═════ Records supplied ═════

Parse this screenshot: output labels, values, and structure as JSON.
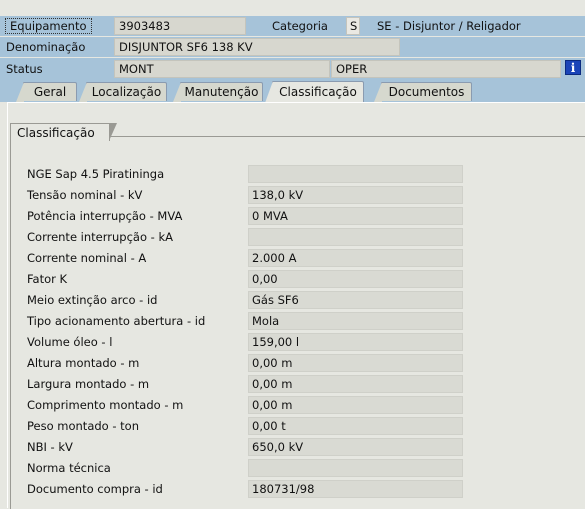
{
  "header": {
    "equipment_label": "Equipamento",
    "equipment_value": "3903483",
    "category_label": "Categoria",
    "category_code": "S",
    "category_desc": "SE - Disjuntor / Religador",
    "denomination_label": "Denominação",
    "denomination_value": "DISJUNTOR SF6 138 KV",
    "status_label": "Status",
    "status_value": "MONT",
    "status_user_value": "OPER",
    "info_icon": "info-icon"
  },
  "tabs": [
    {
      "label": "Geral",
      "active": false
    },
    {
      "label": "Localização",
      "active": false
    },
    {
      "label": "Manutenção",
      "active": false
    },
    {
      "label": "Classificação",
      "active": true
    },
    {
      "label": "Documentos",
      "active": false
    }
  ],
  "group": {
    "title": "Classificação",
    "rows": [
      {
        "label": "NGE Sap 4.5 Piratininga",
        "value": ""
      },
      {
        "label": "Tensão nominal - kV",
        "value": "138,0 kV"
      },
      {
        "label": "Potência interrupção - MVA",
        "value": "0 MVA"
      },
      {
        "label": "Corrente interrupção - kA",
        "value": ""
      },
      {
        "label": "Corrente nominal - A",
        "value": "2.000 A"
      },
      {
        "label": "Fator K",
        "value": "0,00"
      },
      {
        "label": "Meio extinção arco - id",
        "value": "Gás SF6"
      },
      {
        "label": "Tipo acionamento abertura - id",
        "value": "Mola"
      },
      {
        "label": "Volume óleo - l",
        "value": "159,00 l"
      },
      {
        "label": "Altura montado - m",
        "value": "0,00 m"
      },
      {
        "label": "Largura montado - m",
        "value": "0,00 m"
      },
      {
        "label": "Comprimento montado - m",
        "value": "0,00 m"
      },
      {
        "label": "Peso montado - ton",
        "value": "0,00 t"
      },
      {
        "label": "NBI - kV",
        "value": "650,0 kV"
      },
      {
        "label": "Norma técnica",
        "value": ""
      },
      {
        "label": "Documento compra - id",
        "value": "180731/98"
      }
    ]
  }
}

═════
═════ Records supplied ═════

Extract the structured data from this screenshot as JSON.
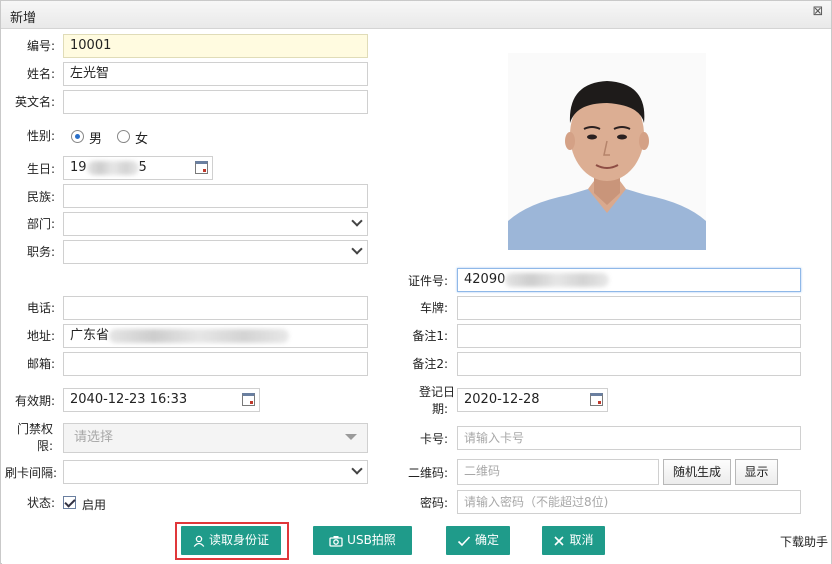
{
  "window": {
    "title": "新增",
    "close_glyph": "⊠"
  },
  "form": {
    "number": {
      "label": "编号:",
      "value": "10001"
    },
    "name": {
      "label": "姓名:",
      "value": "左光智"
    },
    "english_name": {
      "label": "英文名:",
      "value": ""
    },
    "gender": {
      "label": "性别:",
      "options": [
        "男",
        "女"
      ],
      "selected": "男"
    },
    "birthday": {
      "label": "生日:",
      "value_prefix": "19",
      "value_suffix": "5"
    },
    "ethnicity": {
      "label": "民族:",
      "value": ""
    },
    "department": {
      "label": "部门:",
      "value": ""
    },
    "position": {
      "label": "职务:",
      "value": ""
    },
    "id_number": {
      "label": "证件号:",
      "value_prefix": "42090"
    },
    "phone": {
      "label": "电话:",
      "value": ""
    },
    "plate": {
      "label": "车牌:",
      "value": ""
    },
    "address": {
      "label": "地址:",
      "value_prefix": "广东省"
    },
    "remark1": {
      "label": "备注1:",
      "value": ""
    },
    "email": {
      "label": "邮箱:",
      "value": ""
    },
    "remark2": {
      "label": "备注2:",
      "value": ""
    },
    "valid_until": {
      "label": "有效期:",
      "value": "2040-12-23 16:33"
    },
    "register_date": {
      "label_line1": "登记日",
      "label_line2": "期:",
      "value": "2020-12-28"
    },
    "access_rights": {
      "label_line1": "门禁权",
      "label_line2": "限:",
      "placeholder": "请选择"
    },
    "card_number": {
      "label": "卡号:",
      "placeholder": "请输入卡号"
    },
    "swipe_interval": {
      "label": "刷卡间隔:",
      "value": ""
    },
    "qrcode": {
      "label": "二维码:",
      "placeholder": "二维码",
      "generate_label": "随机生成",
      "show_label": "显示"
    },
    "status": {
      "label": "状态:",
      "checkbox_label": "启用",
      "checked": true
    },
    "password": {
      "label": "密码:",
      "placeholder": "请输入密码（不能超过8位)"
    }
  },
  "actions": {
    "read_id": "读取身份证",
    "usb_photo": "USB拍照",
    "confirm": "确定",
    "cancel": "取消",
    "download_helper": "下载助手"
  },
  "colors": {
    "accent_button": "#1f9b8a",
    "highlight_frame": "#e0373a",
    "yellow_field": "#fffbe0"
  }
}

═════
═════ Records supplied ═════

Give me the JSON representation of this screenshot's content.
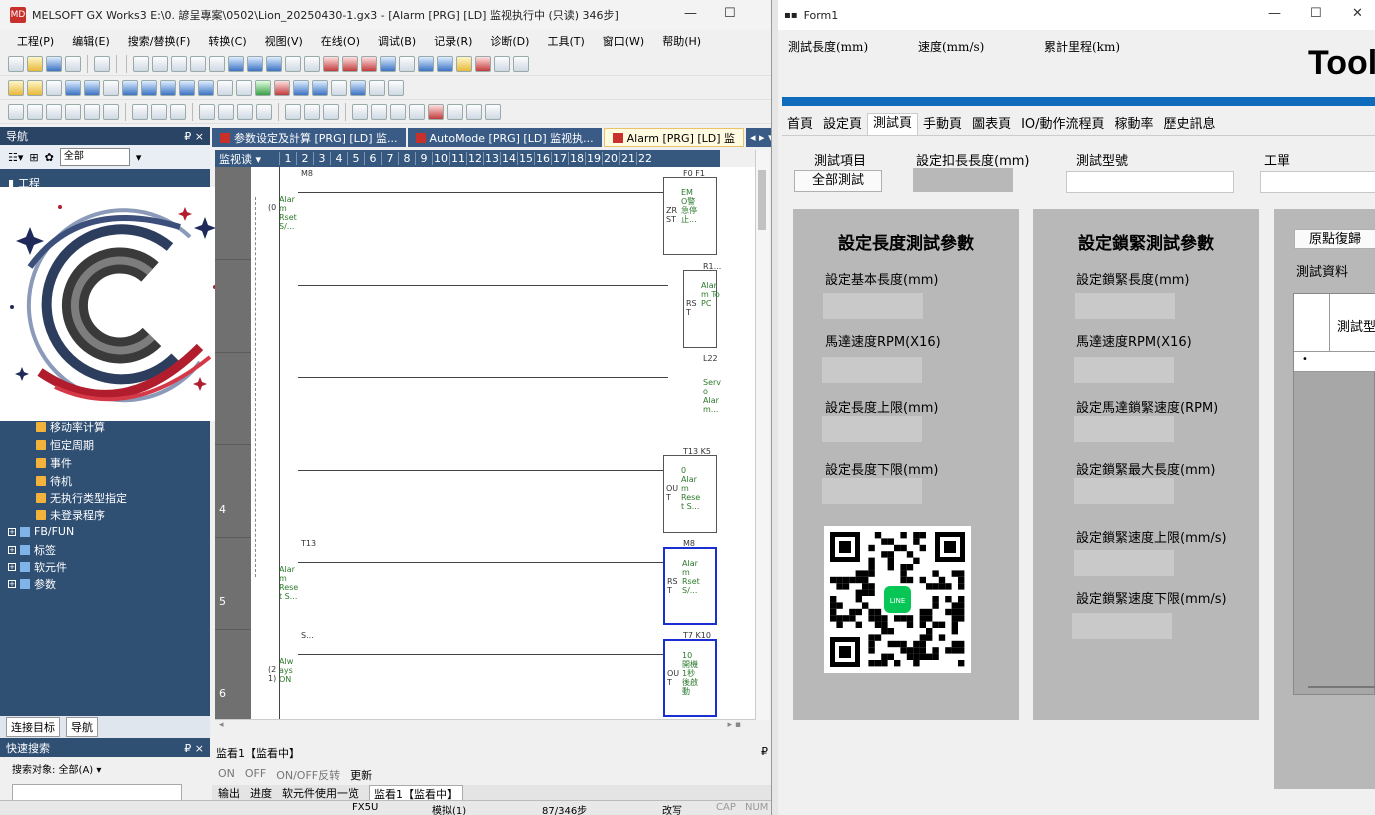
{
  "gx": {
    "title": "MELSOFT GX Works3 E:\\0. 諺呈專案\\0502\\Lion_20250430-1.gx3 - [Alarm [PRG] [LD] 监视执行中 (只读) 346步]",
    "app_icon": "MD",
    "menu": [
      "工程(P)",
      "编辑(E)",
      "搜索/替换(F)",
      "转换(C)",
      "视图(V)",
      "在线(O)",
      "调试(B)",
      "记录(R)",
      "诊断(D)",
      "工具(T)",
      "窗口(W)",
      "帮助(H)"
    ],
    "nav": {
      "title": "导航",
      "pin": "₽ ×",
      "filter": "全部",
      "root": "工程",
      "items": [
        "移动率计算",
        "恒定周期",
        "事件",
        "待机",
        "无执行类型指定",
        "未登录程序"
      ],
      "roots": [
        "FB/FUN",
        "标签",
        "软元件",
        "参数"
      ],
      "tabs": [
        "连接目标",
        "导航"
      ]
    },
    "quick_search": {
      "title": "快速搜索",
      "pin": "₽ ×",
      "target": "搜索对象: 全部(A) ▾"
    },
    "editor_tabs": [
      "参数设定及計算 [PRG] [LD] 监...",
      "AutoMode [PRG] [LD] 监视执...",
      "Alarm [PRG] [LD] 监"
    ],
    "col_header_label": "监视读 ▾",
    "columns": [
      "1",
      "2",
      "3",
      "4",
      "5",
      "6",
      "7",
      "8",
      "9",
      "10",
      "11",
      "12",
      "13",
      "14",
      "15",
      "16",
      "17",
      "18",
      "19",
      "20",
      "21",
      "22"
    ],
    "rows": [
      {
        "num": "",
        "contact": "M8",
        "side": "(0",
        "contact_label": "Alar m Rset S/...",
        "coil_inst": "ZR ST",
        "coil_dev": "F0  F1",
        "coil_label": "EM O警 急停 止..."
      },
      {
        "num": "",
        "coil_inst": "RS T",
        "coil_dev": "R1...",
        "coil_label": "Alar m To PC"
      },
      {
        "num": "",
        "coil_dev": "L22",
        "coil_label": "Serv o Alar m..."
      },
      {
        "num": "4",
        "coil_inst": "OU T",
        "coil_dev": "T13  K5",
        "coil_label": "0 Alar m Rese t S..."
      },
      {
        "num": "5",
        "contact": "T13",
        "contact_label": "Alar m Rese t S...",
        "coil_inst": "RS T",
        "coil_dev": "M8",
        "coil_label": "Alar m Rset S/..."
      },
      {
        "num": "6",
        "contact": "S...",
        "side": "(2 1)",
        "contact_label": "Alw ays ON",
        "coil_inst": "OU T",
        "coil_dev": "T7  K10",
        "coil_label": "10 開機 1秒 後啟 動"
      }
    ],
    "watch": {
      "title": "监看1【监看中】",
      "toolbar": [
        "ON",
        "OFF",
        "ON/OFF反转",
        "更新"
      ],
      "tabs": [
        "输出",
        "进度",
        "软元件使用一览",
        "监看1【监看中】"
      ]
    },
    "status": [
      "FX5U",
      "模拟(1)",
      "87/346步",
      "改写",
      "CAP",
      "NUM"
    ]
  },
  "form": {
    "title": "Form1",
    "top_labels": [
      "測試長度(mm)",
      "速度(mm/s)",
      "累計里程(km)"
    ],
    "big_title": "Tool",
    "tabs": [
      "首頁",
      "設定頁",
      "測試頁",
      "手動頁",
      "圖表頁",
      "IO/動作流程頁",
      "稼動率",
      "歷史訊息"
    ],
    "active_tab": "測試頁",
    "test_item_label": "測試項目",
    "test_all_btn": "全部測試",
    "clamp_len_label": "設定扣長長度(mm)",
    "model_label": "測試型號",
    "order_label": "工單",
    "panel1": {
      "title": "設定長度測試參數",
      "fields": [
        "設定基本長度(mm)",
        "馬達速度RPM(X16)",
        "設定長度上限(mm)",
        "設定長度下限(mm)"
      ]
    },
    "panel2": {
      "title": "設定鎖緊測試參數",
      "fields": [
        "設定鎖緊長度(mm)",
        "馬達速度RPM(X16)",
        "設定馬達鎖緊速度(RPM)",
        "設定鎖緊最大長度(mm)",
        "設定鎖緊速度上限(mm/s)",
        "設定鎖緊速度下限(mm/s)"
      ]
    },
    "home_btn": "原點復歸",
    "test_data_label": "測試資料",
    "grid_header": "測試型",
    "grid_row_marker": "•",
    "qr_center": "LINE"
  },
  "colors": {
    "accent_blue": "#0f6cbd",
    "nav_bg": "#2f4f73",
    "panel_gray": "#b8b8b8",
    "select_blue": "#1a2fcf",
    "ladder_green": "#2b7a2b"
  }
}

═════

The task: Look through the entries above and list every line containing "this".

Written answer:
Parse this screenshot: output labels, values, and structure as JSON.
Extract the structured data from this screenshot as JSON.
Give me the JSON representation of this screenshot's content.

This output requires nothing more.